Data records for software interfaces:
▼▼▼

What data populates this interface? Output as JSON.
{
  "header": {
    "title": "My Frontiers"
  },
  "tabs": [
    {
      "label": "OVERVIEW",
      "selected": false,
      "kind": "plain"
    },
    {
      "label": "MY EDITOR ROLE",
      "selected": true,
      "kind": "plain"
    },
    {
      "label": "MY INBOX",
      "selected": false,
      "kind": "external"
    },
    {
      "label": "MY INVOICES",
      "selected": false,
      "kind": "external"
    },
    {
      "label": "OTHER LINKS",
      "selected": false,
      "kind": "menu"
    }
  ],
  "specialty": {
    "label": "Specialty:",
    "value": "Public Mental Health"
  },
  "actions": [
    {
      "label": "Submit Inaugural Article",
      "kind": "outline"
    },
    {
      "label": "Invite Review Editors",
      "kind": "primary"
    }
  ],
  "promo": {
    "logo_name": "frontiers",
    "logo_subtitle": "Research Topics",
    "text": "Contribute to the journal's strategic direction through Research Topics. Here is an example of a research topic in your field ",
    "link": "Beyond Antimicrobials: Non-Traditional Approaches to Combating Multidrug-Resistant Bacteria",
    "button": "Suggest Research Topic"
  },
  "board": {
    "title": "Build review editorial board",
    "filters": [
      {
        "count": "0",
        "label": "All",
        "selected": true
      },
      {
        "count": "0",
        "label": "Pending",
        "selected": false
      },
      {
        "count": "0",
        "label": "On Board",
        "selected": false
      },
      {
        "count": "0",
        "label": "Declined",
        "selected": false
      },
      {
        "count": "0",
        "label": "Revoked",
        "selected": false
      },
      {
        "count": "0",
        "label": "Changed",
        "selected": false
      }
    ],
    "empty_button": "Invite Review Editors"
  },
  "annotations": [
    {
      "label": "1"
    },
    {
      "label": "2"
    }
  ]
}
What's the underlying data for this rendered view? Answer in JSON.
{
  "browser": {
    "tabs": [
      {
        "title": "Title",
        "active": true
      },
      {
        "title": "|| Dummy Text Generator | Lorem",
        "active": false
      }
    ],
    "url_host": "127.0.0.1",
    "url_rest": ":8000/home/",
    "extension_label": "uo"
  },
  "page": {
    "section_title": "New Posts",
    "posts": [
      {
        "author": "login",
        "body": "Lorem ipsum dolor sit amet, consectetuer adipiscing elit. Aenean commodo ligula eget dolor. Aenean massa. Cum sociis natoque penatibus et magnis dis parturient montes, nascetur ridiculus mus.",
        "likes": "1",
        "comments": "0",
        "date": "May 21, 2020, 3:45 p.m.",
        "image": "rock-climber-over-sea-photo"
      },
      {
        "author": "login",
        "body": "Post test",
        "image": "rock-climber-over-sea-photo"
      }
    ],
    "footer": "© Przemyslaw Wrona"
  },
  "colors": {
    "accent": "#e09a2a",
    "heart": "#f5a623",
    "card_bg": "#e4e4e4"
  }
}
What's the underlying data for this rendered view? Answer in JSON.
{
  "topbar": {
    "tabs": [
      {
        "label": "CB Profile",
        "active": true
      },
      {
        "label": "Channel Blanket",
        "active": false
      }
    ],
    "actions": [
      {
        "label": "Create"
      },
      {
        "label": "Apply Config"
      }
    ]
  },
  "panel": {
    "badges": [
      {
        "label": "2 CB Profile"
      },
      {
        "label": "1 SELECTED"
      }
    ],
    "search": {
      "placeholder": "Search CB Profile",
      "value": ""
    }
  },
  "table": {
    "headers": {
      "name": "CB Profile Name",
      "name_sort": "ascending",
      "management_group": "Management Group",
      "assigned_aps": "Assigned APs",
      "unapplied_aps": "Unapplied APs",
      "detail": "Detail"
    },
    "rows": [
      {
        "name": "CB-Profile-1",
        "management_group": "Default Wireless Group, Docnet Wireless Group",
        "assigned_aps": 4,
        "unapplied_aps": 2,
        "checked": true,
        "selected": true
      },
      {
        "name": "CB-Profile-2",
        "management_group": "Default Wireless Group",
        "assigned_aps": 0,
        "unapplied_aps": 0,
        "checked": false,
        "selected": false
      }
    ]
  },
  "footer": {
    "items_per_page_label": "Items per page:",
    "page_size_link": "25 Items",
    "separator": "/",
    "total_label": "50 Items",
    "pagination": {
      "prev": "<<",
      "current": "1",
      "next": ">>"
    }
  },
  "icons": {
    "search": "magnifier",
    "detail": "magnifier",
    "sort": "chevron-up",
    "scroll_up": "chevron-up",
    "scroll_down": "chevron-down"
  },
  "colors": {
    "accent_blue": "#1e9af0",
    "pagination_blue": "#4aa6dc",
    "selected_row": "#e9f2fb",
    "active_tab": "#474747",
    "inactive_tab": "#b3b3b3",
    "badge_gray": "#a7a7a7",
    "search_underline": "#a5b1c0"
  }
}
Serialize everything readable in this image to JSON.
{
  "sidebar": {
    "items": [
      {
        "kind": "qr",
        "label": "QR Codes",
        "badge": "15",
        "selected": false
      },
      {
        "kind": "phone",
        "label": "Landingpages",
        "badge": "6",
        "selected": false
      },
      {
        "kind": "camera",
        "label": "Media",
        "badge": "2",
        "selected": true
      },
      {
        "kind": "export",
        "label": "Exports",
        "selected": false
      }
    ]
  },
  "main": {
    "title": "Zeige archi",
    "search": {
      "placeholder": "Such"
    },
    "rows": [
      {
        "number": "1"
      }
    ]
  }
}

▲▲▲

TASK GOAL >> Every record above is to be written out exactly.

ANSWER BOX >>
What data populates this interface? Output as JSON.
{
  "header": {
    "title": "My Frontiers"
  },
  "tabs": [
    {
      "label": "OVERVIEW",
      "selected": false,
      "kind": "plain"
    },
    {
      "label": "MY EDITOR ROLE",
      "selected": true,
      "kind": "plain"
    },
    {
      "label": "MY INBOX",
      "selected": false,
      "kind": "external"
    },
    {
      "label": "MY INVOICES",
      "selected": false,
      "kind": "external"
    },
    {
      "label": "OTHER LINKS",
      "selected": false,
      "kind": "menu"
    }
  ],
  "specialty": {
    "label": "Specialty:",
    "value": "Public Mental Health"
  },
  "actions": [
    {
      "label": "Submit Inaugural Article",
      "kind": "outline"
    },
    {
      "label": "Invite Review Editors",
      "kind": "primary"
    }
  ],
  "promo": {
    "logo_name": "frontiers",
    "logo_subtitle": "Research Topics",
    "text": "Contribute to the journal's strategic direction through Research Topics. Here is an example of a research topic in your field ",
    "link": "Beyond Antimicrobials: Non-Traditional Approaches to Combating Multidrug-Resistant Bacteria",
    "button": "Suggest Research Topic"
  },
  "board": {
    "title": "Build review editorial board",
    "filters": [
      {
        "count": "0",
        "label": "All",
        "selected": true
      },
      {
        "count": "0",
        "label": "Pending",
        "selected": false
      },
      {
        "count": "0",
        "label": "On Board",
        "selected": false
      },
      {
        "count": "0",
        "label": "Declined",
        "selected": false
      },
      {
        "count": "0",
        "label": "Revoked",
        "selected": false
      },
      {
        "count": "0",
        "label": "Changed",
        "selected": false
      }
    ],
    "empty_button": "Invite Review Editors"
  },
  "annotations": [
    {
      "label": "1"
    },
    {
      "label": "2"
    }
  ]
}
What's the underlying data for this rendered view? Answer in JSON.
{
  "browser": {
    "tabs": [
      {
        "title": "Title",
        "active": true
      },
      {
        "title": "|| Dummy Text Generator | Lorem",
        "active": false
      }
    ],
    "url_host": "127.0.0.1",
    "url_rest": ":8000/home/",
    "extension_label": "uo"
  },
  "page": {
    "section_title": "New Posts",
    "posts": [
      {
        "author": "login",
        "body": "Lorem ipsum dolor sit amet, consectetuer adipiscing elit. Aenean commodo ligula eget dolor. Aenean massa. Cum sociis natoque penatibus et magnis dis parturient montes, nascetur ridiculus mus.",
        "likes": "1",
        "comments": "0",
        "date": "May 21, 2020, 3:45 p.m.",
        "image": "rock-climber-over-sea-photo"
      },
      {
        "author": "login",
        "body": "Post test",
        "image": "rock-climber-over-sea-photo"
      }
    ],
    "footer": "© Przemyslaw Wrona"
  },
  "colors": {
    "accent": "#e09a2a",
    "heart": "#f5a623",
    "card_bg": "#e4e4e4"
  }
}
What's the underlying data for this rendered view? Answer in JSON.
{
  "topbar": {
    "tabs": [
      {
        "label": "CB Profile",
        "active": true
      },
      {
        "label": "Channel Blanket",
        "active": false
      }
    ],
    "actions": [
      {
        "label": "Create"
      },
      {
        "label": "Apply Config"
      }
    ]
  },
  "panel": {
    "badges": [
      {
        "label": "2 CB Profile"
      },
      {
        "label": "1 SELECTED"
      }
    ],
    "search": {
      "placeholder": "Search CB Profile",
      "value": ""
    }
  },
  "table": {
    "headers": {
      "name": "CB Profile Name",
      "name_sort": "ascending",
      "management_group": "Management Group",
      "assigned_aps": "Assigned APs",
      "unapplied_aps": "Unapplied APs",
      "detail": "Detail"
    },
    "rows": [
      {
        "name": "CB-Profile-1",
        "management_group": "Default Wireless Group, Docnet Wireless Group",
        "assigned_aps": 4,
        "unapplied_aps": 2,
        "checked": true,
        "selected": true
      },
      {
        "name": "CB-Profile-2",
        "management_group": "Default Wireless Group",
        "assigned_aps": 0,
        "unapplied_aps": 0,
        "checked": false,
        "selected": false
      }
    ]
  },
  "footer": {
    "items_per_page_label": "Items per page:",
    "page_size_link": "25 Items",
    "separator": "/",
    "total_label": "50 Items",
    "pagination": {
      "prev": "<<",
      "current": "1",
      "next": ">>"
    }
  },
  "icons": {
    "search": "magnifier",
    "detail": "magnifier",
    "sort": "chevron-up",
    "scroll_up": "chevron-up",
    "scroll_down": "chevron-down"
  },
  "colors": {
    "accent_blue": "#1e9af0",
    "pagination_blue": "#4aa6dc",
    "selected_row": "#e9f2fb",
    "active_tab": "#474747",
    "inactive_tab": "#b3b3b3",
    "badge_gray": "#a7a7a7",
    "search_underline": "#a5b1c0"
  }
}
Serialize everything readable in this image to JSON.
{
  "sidebar": {
    "items": [
      {
        "kind": "qr",
        "label": "QR Codes",
        "badge": "15",
        "selected": false
      },
      {
        "kind": "phone",
        "label": "Landingpages",
        "badge": "6",
        "selected": false
      },
      {
        "kind": "camera",
        "label": "Media",
        "badge": "2",
        "selected": true
      },
      {
        "kind": "export",
        "label": "Exports",
        "selected": false
      }
    ]
  },
  "main": {
    "title": "Zeige archi",
    "search": {
      "placeholder": "Such"
    },
    "rows": [
      {
        "number": "1"
      }
    ]
  }
}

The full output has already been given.